* [What you are asked to do]
Every line that contains "filed" must be located and copied from the data.

* [Record extracts]
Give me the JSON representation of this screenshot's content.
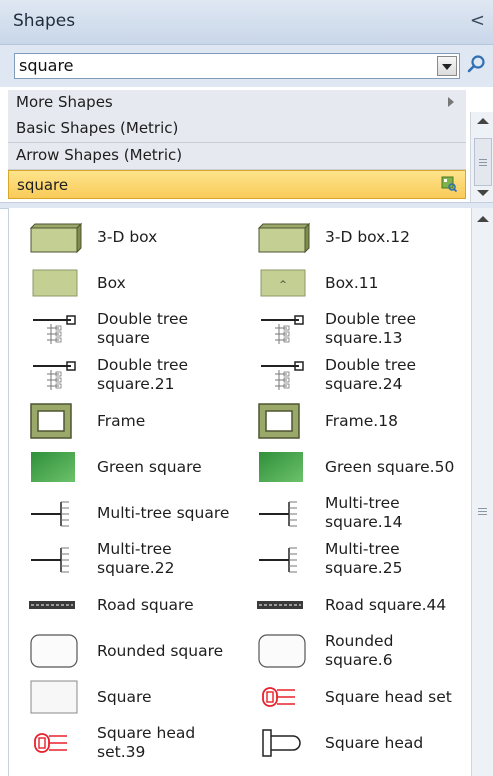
{
  "panel": {
    "title": "Shapes",
    "collapse_glyph": "<",
    "search": {
      "value": "square",
      "placeholder": ""
    },
    "stencils": [
      {
        "label": "More Shapes"
      },
      {
        "label": "Basic Shapes (Metric)"
      },
      {
        "label": "Arrow Shapes (Metric)"
      },
      {
        "label": "square"
      }
    ]
  },
  "shapes": [
    {
      "label": "3-D box",
      "icon": "3d-box-icon"
    },
    {
      "label": "3-D box.12",
      "icon": "3d-box-icon"
    },
    {
      "label": "Box",
      "icon": "box-icon"
    },
    {
      "label": "Box.11",
      "icon": "box-icon"
    },
    {
      "label": "Double tree square",
      "icon": "double-tree-icon"
    },
    {
      "label": "Double tree square.13",
      "icon": "double-tree-icon"
    },
    {
      "label": "Double tree square.21",
      "icon": "double-tree-icon"
    },
    {
      "label": "Double tree square.24",
      "icon": "double-tree-icon"
    },
    {
      "label": "Frame",
      "icon": "frame-icon"
    },
    {
      "label": "Frame.18",
      "icon": "frame-icon"
    },
    {
      "label": "Green square",
      "icon": "green-square-icon"
    },
    {
      "label": "Green square.50",
      "icon": "green-square-icon"
    },
    {
      "label": "Multi-tree square",
      "icon": "multi-tree-icon"
    },
    {
      "label": "Multi-tree square.14",
      "icon": "multi-tree-icon"
    },
    {
      "label": "Multi-tree square.22",
      "icon": "multi-tree-icon"
    },
    {
      "label": "Multi-tree square.25",
      "icon": "multi-tree-icon"
    },
    {
      "label": "Road square",
      "icon": "road-icon"
    },
    {
      "label": "Road square.44",
      "icon": "road-icon"
    },
    {
      "label": "Rounded square",
      "icon": "rounded-square-icon"
    },
    {
      "label": "Rounded square.6",
      "icon": "rounded-square-icon"
    },
    {
      "label": "Square",
      "icon": "square-icon"
    },
    {
      "label": "Square head set",
      "icon": "square-head-set-icon"
    },
    {
      "label": "Square head set.39",
      "icon": "square-head-set-icon"
    },
    {
      "label": "Square head",
      "icon": "square-head-icon"
    }
  ],
  "colors": {
    "accent_yellow": "#f9cb58",
    "shape_fill": "#c3cf93",
    "green_fill": "#43a547",
    "head_red": "#e8202a"
  }
}
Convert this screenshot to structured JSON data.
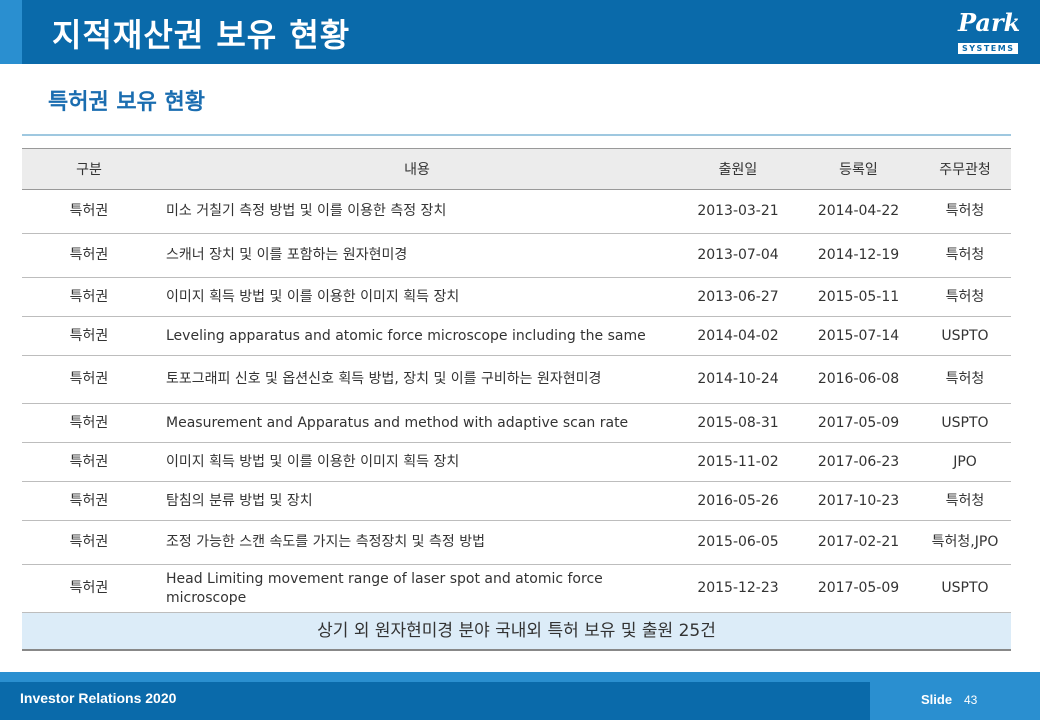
{
  "header": {
    "title": "지적재산권 보유 현황",
    "logo": {
      "word": "Park",
      "sub": "SYSTEMS"
    }
  },
  "section": {
    "title": "특허권 보유 현황"
  },
  "table": {
    "columns": [
      "구분",
      "내용",
      "출원일",
      "등록일",
      "주무관청"
    ],
    "rows": [
      {
        "type": "특허권",
        "content": "미소 거칠기 측정 방법 및 이를 이용한 측정 장치",
        "filed": "2013-03-21",
        "registered": "2014-04-22",
        "authority": "특허청"
      },
      {
        "type": "특허권",
        "content": "스캐너 장치 및 이를 포함하는 원자현미경",
        "filed": "2013-07-04",
        "registered": "2014-12-19",
        "authority": "특허청"
      },
      {
        "type": "특허권",
        "content": "이미지 획득 방법 및 이를 이용한 이미지 획득 장치",
        "filed": "2013-06-27",
        "registered": "2015-05-11",
        "authority": "특허청"
      },
      {
        "type": "특허권",
        "content": "Leveling apparatus and atomic force microscope including the same",
        "filed": "2014-04-02",
        "registered": "2015-07-14",
        "authority": "USPTO"
      },
      {
        "type": "특허권",
        "content": "토포그래피 신호 및 옵션신호 획득 방법, 장치 및 이를 구비하는 원자현미경",
        "filed": "2014-10-24",
        "registered": "2016-06-08",
        "authority": "특허청"
      },
      {
        "type": "특허권",
        "content": "Measurement and Apparatus and method with adaptive scan rate",
        "filed": "2015-08-31",
        "registered": "2017-05-09",
        "authority": "USPTO"
      },
      {
        "type": "특허권",
        "content": "이미지 획득 방법 및 이를 이용한 이미지 획득 장치",
        "filed": "2015-11-02",
        "registered": "2017-06-23",
        "authority": "JPO"
      },
      {
        "type": "특허권",
        "content": "탐침의 분류 방법 및 장치",
        "filed": "2016-05-26",
        "registered": "2017-10-23",
        "authority": "특허청"
      },
      {
        "type": "특허권",
        "content": "조정 가능한 스캔 속도를 가지는 측정장치 및 측정 방법",
        "filed": "2015-06-05",
        "registered": "2017-02-21",
        "authority": "특허청,JPO"
      },
      {
        "type": "특허권",
        "content": "Head Limiting movement range of laser spot and atomic force microscope",
        "filed": "2015-12-23",
        "registered": "2017-05-09",
        "authority": "USPTO"
      }
    ],
    "summary": "상기 외 원자현미경 분야 국내외 특허 보유 및 출원 25건"
  },
  "footer": {
    "left": "Investor Relations 2020",
    "slide_label": "Slide",
    "slide_number": "43"
  },
  "colors": {
    "header_blue": "#0a6aaa",
    "accent_blue": "#2a8fd0",
    "subtitle_blue": "#1a6db0",
    "summary_bg": "#dcecf8"
  }
}
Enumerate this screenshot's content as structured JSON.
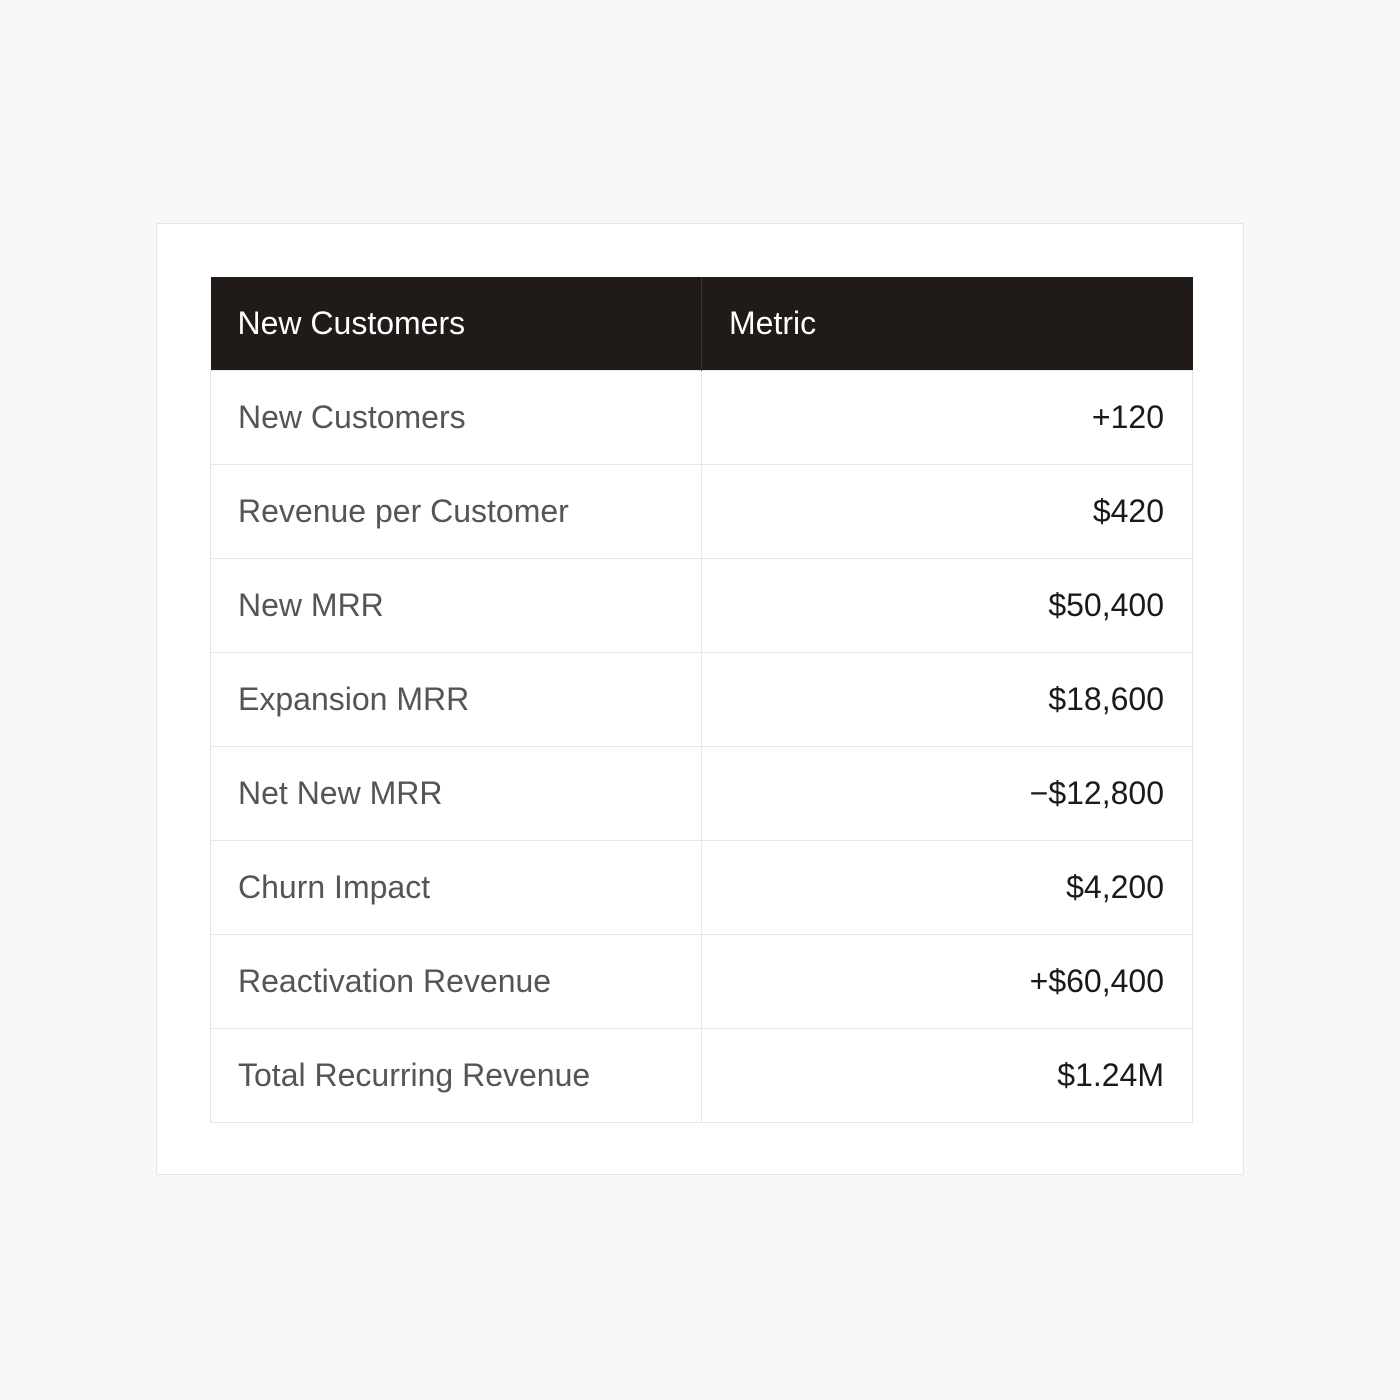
{
  "table": {
    "headers": [
      "New Customers",
      "Metric"
    ],
    "rows": [
      {
        "label": "New Customers",
        "value": "+120"
      },
      {
        "label": "Revenue per Customer",
        "value": "$420"
      },
      {
        "label": "New MRR",
        "value": "$50,400"
      },
      {
        "label": "Expansion MRR",
        "value": "$18,600"
      },
      {
        "label": "Net New MRR",
        "value": "−$12,800"
      },
      {
        "label": "Churn Impact",
        "value": "$4,200"
      },
      {
        "label": "Reactivation Revenue",
        "value": "+$60,400"
      },
      {
        "label": "Total Recurring Revenue",
        "value": "$1.24M"
      }
    ]
  },
  "colors": {
    "header_background": "#201a19",
    "header_text": "#ffffff",
    "page_background": "#f9f8f6",
    "card_background": "#ffffff",
    "label_text": "#555555",
    "value_text": "#1a1a1a",
    "border": "#e6e6e6"
  }
}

* [Written reply]
        "filed": "2013-03-21",
        "filed": "2013-07-04",
        "filed": "2013-06-27",
        "filed": "2014-04-02",
        "filed": "2014-10-24",
        "filed": "2015-08-31",
        "filed": "2015-11-02",
        "filed": "2016-05-26",
        "filed": "2015-06-05",
        "filed": "2015-12-23",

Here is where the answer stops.